Ardfert Cathedral


Location: County Kerry Map

Tel. 066 773 4711

Open: May- Sept daily

Official site


Ardfert Cathedral is a medieval castle in a Kerry County in Ireland. Ardfert Cathedral was found in the 6th century by Saint Brendan the Navigator. In Ardfert, in the 6th century, a monastery of Brendan was founded for the traveler, about which, however, little is known. At this time, Ardfert was not yet a bishop's seat. Only at the Synod of Rathbreasail in 1111 the diocese was founded in Kerry, based in Ratass, in the vicinity of Ardfert. However, this was only temporary, since the first bishop, Anmchad Ó hAnmchada, was buried in Ardfert in 1117. It is assumed that the back and forth is due to the effects of war conflicts, which led to the destruction of the church in Ardfert in 1089, and that in 1111 no intact Church in Ardfert was available or that Ardfert appeared too insecure.

The building history of the Cathedral extends over several periods. In the north side of the nave there are still remains of the church destroyed in 1089. On the West side, a Romanesque Portal with a blend of arcades has been integrated from a previous construction, the elements of the 1134 built Cormac's Chapel on the Rock of Cashel, took over, and that's why the second half of the 12. Century is to be assigned. in 1152, the first cathedral had already been completed, as it was considered the most beautiful and largest church of the diocese in the Synod of Kells at that time and therefore the most suitable Cathedral.

The actual nave is unusual in its design, as it closely follows the architecture of the Mencians in Ireland and therefore Leask has expressed the presumption that this is due to the Dominican Christian, who was bishop of Ardfert from 1253 to 1256. the characteristic design of the choir room with a long series of nine choir windows on the South Side was then taken over by the nearby Franciscan monastery.

The fortification-like battlements, together with the nave walls, are a complement from the 14th or 15th century. The sacristy at the north-east corner of the choir and the southern transept are also attributable to the 15th century.
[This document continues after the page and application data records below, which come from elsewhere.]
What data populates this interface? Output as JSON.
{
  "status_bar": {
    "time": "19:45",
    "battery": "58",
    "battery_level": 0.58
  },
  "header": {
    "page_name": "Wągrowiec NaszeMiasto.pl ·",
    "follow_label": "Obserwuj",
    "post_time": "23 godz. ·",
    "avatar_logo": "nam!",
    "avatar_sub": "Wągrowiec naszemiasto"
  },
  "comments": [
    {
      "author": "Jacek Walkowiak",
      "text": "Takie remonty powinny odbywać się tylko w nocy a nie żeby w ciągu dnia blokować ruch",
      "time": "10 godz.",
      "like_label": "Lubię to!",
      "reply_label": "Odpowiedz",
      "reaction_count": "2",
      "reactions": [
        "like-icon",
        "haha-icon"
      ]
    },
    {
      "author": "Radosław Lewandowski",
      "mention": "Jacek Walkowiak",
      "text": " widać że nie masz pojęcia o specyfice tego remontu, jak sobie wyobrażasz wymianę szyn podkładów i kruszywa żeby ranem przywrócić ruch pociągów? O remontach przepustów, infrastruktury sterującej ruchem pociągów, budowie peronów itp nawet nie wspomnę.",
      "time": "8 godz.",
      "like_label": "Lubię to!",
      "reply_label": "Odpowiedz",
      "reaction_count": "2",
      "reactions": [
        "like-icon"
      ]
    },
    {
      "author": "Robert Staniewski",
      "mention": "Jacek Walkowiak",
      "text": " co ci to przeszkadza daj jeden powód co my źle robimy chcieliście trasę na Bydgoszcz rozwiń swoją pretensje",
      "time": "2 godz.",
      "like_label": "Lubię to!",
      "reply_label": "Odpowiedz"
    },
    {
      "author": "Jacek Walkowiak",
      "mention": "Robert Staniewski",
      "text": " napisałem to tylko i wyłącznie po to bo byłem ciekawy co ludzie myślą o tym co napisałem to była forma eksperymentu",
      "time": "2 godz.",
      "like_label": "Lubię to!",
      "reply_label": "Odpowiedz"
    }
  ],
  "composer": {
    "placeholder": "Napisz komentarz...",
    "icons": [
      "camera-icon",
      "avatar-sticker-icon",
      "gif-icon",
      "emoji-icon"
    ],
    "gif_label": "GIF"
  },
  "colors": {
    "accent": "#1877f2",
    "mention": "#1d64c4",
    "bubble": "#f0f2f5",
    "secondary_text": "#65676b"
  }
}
Around the middle of the 16th century, the Cathedral of Ardfert became an Anglican Church in the context of the reformation of Henry VIII.


In 1641, during the Rebellion, the cathedral fell victim to a fire. Excavations in 1989 confirmed this with the discovery of a 0.6 m thick ash layer. A reconstruction did not take place because Ardfert had served as the bishop's seat. But in 1670, the southern transept was built to serve as an Anglican Church. this function retained the transept until 1871, after which the roof was removed and it fell like the rest of the cathedral. a little later in the 19th century. In the 17th century, two arches were erected to support the dangerously inclined south wall of the nave. in 1982, restoration work began, during which the transept and a new roof were restored in 1994 and structural improvements made it possible to remove the face arches.